Mining in Peru kicked off in the late 1800’s. The first boom, or “gold rush”, occurred between 1930 and 1960. The miners were mostly locals from Madre de Dios, although some people came from other parts of the country.

In 1971 the government passed the first law to regulate gold commercialization. It recognized and defined small and artisanal mining. In the 1980s a second gold rush began. This time it spawned a massive migration of workers. People came from all over from the southern regions of Peru. It alarmed and motivated existing mining companies to join forces to protect their claims. In 2002, a new law created a way for of small and artisanal mines to legalize themselves.

In 2007 a spike in the price of gold boosted mining activity. The outcome: a third gold rush. In 2009, new regulations labeled a series of gold extraction methods as illegal. This angered artisanal miners who argued that the new rules made it impossible for them to work legally.  
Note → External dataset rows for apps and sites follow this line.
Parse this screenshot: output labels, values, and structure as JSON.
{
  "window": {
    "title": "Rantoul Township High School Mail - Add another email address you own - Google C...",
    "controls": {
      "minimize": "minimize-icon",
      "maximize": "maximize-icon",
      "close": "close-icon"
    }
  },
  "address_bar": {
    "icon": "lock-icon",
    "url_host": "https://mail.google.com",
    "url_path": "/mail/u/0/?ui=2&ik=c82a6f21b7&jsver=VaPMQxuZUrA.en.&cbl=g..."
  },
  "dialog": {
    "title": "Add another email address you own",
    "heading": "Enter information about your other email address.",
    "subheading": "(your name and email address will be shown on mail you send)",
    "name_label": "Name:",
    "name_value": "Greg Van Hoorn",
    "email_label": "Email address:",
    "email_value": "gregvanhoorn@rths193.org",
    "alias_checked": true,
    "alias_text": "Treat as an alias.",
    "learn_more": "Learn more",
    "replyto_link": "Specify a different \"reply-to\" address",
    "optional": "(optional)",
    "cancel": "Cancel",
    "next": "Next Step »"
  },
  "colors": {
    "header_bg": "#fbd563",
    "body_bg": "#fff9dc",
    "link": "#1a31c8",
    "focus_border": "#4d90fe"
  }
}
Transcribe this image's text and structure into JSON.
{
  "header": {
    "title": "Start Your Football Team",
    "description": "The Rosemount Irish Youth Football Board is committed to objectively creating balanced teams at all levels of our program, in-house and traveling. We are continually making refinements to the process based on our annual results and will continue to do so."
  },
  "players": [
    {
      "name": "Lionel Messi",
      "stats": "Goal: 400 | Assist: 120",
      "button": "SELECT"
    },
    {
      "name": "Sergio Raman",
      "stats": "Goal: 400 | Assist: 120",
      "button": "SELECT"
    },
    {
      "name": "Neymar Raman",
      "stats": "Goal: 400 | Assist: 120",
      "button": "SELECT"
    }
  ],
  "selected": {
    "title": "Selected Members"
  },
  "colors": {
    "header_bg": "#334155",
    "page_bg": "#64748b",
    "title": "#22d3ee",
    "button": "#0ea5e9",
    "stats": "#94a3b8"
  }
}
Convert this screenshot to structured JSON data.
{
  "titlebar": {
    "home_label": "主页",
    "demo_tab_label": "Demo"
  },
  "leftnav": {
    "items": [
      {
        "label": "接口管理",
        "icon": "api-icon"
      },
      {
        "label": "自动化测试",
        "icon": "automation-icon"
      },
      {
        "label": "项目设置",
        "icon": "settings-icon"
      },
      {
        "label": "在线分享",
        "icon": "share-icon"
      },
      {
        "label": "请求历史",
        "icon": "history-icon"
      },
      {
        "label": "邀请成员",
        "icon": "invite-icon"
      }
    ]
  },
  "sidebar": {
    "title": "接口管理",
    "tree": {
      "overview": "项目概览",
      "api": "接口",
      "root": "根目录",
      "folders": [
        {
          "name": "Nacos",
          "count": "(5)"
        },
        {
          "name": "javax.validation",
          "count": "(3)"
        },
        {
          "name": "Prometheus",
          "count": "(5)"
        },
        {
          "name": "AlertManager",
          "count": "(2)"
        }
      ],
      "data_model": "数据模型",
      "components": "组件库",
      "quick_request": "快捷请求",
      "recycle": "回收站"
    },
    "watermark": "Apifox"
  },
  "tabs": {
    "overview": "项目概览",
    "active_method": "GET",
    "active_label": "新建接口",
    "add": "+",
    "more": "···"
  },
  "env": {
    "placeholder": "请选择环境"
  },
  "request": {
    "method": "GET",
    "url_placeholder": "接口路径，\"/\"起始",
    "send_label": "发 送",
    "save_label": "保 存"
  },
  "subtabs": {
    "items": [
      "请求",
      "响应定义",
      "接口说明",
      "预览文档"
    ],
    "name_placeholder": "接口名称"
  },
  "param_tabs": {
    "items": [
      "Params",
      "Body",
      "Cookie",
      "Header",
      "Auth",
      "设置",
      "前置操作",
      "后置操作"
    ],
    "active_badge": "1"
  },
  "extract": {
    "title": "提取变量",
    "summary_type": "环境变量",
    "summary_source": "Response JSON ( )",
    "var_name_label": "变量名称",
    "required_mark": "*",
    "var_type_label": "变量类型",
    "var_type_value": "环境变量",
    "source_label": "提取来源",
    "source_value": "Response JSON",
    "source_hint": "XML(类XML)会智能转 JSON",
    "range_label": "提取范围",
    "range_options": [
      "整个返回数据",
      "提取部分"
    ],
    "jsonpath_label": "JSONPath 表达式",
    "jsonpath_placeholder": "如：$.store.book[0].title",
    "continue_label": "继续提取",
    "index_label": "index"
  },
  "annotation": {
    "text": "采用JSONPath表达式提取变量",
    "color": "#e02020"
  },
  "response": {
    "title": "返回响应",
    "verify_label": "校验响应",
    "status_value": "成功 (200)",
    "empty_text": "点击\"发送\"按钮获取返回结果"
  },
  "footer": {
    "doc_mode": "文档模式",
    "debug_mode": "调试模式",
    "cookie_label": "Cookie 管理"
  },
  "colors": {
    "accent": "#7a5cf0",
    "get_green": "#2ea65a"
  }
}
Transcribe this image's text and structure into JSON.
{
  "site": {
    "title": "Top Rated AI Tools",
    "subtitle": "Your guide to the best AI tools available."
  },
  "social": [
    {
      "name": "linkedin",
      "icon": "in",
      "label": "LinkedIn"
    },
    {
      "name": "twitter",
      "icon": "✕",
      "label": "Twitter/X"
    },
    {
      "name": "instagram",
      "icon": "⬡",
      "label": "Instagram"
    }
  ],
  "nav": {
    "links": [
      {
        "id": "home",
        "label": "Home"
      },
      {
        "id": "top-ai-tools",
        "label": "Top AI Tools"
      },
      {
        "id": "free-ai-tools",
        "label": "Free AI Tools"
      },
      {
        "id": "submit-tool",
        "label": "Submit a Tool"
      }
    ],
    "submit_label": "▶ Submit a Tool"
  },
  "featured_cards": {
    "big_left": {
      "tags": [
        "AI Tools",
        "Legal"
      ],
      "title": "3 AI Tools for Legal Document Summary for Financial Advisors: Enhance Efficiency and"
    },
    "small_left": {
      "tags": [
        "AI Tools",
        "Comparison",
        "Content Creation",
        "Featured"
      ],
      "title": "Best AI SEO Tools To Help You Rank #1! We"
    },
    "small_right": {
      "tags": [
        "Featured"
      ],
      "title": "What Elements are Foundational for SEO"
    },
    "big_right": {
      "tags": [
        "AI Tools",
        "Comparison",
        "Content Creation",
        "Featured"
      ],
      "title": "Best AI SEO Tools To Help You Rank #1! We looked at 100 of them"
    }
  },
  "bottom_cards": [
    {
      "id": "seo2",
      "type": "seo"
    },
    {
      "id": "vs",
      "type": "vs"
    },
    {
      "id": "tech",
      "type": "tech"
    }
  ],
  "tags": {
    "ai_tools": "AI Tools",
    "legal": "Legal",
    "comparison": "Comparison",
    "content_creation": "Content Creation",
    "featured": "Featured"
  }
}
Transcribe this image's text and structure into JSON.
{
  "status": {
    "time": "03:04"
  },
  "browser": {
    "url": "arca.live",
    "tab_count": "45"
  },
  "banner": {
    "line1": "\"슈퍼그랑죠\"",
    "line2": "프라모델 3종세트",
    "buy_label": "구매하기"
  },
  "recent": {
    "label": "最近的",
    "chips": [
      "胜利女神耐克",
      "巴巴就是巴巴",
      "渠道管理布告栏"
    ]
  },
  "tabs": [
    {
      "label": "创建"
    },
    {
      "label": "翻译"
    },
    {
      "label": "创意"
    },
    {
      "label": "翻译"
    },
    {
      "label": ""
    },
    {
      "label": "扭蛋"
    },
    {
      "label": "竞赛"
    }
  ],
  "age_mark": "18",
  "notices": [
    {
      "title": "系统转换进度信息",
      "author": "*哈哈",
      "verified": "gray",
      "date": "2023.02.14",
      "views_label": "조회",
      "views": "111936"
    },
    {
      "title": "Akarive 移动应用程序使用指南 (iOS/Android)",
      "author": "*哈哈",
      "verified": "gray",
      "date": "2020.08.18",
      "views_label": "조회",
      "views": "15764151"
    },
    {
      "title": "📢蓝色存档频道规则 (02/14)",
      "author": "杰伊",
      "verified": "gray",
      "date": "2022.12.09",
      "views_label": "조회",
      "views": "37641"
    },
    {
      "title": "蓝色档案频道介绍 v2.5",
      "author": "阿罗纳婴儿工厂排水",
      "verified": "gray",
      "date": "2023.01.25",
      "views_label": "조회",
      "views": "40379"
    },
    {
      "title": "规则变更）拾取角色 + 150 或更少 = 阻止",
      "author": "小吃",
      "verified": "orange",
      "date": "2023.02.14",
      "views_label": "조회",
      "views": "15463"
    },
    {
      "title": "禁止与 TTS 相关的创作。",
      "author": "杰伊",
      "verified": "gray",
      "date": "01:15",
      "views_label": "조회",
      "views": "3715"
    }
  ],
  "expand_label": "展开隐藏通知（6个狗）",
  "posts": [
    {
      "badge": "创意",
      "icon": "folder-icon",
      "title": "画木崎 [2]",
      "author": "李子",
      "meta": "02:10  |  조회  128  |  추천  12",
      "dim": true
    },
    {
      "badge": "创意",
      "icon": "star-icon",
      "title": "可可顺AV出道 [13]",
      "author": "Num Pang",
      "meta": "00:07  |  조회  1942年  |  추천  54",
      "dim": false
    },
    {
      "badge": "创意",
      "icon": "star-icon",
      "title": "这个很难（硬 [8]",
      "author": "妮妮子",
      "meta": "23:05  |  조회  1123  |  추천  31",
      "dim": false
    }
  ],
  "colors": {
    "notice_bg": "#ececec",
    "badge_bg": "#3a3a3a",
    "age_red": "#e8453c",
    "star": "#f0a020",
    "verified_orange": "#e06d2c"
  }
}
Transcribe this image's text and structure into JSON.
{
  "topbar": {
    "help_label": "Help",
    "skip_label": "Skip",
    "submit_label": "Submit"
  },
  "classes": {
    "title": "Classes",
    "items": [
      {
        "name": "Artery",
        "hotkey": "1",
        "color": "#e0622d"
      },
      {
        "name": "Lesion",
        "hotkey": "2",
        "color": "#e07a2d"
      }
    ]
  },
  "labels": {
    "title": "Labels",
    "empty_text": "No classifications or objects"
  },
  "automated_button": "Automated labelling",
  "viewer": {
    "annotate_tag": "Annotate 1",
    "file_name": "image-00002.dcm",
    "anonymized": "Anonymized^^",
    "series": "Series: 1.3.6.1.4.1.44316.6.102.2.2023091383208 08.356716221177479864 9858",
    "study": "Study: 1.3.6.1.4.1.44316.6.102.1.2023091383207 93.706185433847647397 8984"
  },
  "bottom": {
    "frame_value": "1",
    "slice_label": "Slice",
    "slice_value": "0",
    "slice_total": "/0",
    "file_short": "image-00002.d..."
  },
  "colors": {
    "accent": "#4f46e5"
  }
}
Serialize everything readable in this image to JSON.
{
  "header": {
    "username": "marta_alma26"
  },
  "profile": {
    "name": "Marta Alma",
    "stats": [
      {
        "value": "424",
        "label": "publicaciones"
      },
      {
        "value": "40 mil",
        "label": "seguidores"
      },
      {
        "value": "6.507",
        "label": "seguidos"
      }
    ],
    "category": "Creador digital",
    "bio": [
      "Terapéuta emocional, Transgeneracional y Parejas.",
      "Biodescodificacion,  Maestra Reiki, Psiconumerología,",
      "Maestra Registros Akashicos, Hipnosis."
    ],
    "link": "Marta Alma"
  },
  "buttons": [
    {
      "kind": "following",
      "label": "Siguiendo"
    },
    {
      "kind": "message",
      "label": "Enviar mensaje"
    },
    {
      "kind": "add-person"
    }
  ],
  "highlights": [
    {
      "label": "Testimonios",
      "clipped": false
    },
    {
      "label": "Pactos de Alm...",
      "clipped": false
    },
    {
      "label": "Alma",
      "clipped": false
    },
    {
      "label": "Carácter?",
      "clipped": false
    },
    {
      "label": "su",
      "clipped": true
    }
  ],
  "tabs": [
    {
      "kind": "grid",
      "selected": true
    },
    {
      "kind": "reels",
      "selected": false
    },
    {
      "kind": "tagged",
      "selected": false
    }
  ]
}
Peru’s gold booms didn’t just bring gold seekers. It also attracted lots of people looking for work of any kind – and, of course, criminals looking for fast money. Soon there was also a boom in corruption and illegal activities, such as human trafficking, illicit land-dealing, and fuel smuggling.

Fuel Contraband

Irregularities and contradictions in laws

Decrease in GDP
Rising unemployment and crime
Pollution and deforestation  

An investigation led by Peruvian newspaper, El Comercio, estimates that in 2013, 180,000 gallons of fuel entered Madre de Dios daily. Only 15% ended up in recognized filling stations. The rest was siphoned off to the illegal mines. Between 2009 and 2012, fuel sales in the region rose from 682,000 barrels to 1,155,000.

Also, according to OSINERGMIN (Organismo Supervisor de la Inversión en Energía y Minería – a public entity that monitors the activity of all energy related transactions), the number of gas stations in the region increased from 12 in 2010 to 48 in 2013.

The findings also suggest that fuel for illegal mining in Madre de Dios was smuggled across the border from Bolivia. The rise in fuel contraband has been blamed on a law that sets limits and controls on how much fuel gas stations can stock, creating a dearth even as more miners arrive. It’s also driven fuel prices up. In Bolivia, a liter of fuel costs around US $ 0.54, while in Peru it costs between US $ 1.15 and US $ 1.6 (as of 2012).

Locals complain that the government has passed laws making most artisanal mining illegal while allowing more gas stations in and around the regional capital, Puerto Maldonado. This, they say, only encourages more mining.  There are now lots of places selling fuel under the table without respecting safety standards. They endanger workers and the public, and damage the environment.

References  Pg.236 – Pg.303